Melton said the 2019 Comprehensive Plan is consistent with the board’s vision statement, pointing to lines such as “provide diverse housing options to complement the single-family uses that will continue to be prevalent in rural areas.”
He also pointed to the goal of making sure the county has a land use pattern dominated by preserved rural character and pointed out that the updated comprehensive plan went from having 92.5 percent rural areas (the version presented by the planning commission in 2017) to 95 percent. The other 5 percent is growth areas.
This version of the comprehensive plan also meets the goal to have a “diverse range of housing that provides living opportunities for residents at all stages of their life.”
Six people spoke during the public hearing held about the comprehensive plan.
* Victoria Ronau said she was shocked to see the board introducing changes without the public’s knowledge. She said she and many other citizens want to wait for economic opportunity and have “quality, not quantity, residential.”
“The citizens would rather focus on paying off the large percentage of debt that was put upon us than to compound it with the residential infrastructure changes that you are proposing,” she said.
She also specifically raised issue with the county exceeding its water supply and the financial impacts and strain on the infrastructure of emphasizing residential over commercial.
* Two employees spoke from Walton, which owns or manages 74 acres on the south side of Anderson Highway in the Route 60 Corridor East that was Village Residential in the 2010 plan but was changed to Economic Opportunity in the current draft. Edward Fleming said the company sees this property “as somewhere where you can have a high-quality, low-density master plan that would allow for a residential community.” But the comprehensive plan, which is supposed to be a broad swath “has really turned into, unfortunately, drawing lines based on parcel lines.
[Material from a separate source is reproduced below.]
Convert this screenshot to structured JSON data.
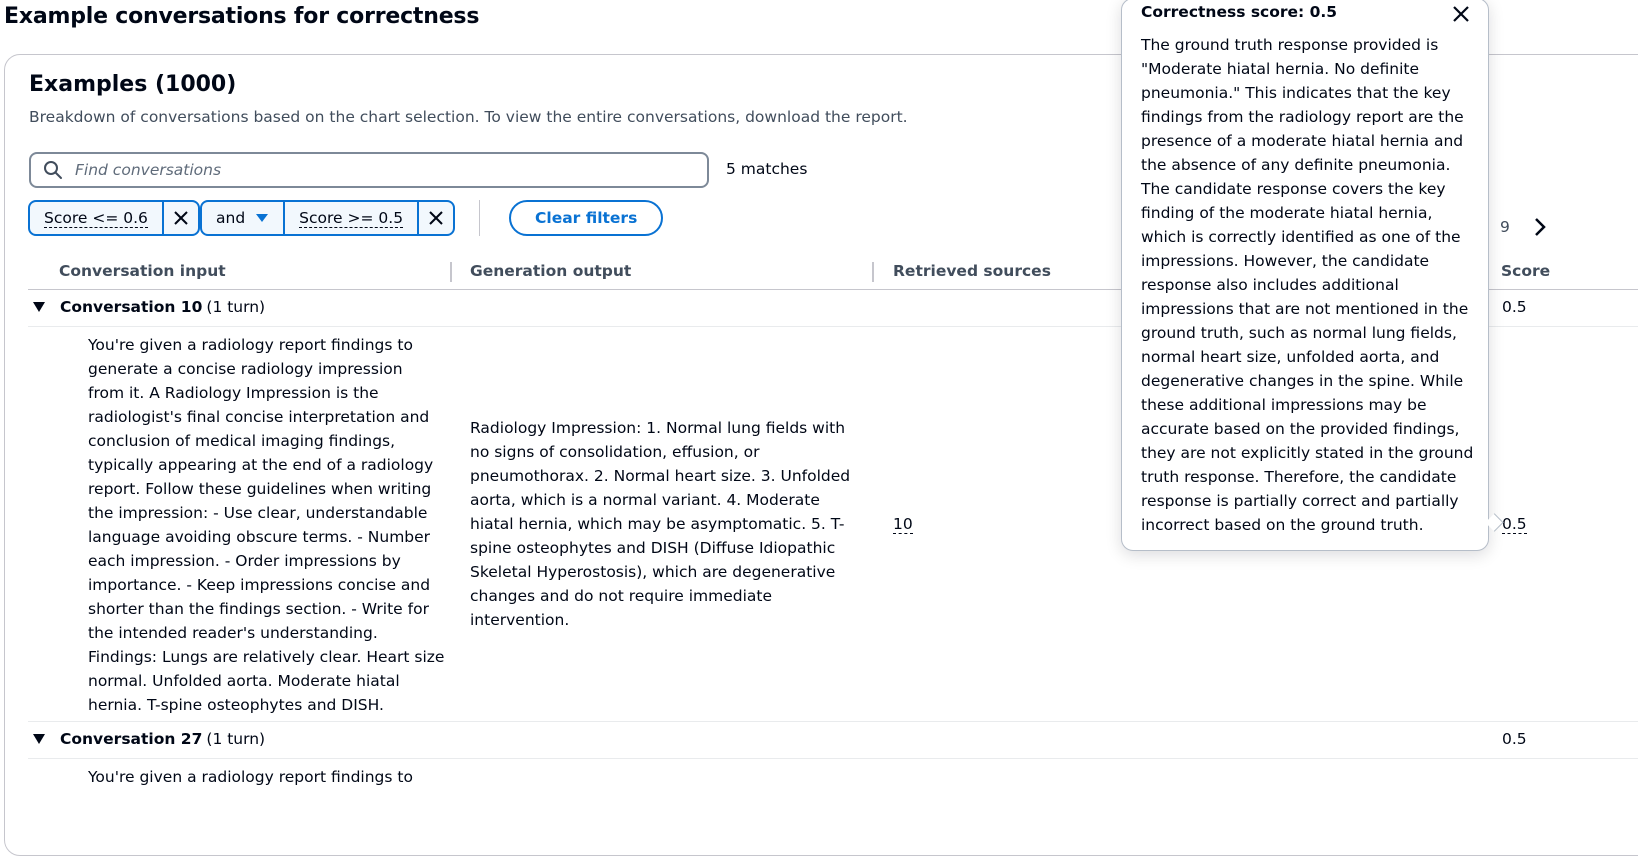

And that is not the philosophy you should take.” Doing that makes the board vulnerable to accusations they do things for some landowners but not others.
“You have put me in a position where we are being treated differently than other landowners, and that’s unfortunate. My ability to develop this property actually is being taken away from us,” he said, urging the board not to adopt the plan as is.
Adam Morman, also with Walton, said he was surprised to hear of two properties being changed the day of the vote. His company’s plan has been going through the county process for more than a year and has seen its property change along the way a few times. He said he hoped the board would consider a request to change it back to Village Residential or Village Center even if they decided to put limits on the allowed mix.
* Kathryn Waycaster said the question before the county is how to manage growth in a way that retains Powhatan’s rural character while providing diverse housing options in a fiscally responsible manner to our senior citizens, young folks, and those who want to live in Powhatan without the responsibility of maintaining property. She said the 2019 Comprehensive Plan is a well-thought out plan that increases the county’s rural acreage and smartly designates areas where there is existing infrastructure for a diverse range of housing options, economic opportunities, and commerce. Having growth areas the way they are designated in the plan provides a “balance of business and residential uses in a fiscally sustainable manner” and reduces traffic in the county. The plan represents a middle ground and is a “thoughtful way forward for development in our county.”
* Jim Carver said he is a proponent of returning the comprehensive plan to the preUDA requirements. He also supported the suggested change to the 26.2-acre property.
* Mike Asip also supported the comprehensive plan passing that night because it balances the need to maintain rural character while allowing growth in clusters around the county to support economic growth. However, he suggested the board pass the plan as it currently is and then consider whether to amend it to include the changes proposed at that meeting.
Laura McFarland may be reached at Lmcfarland@powhatantoday.com.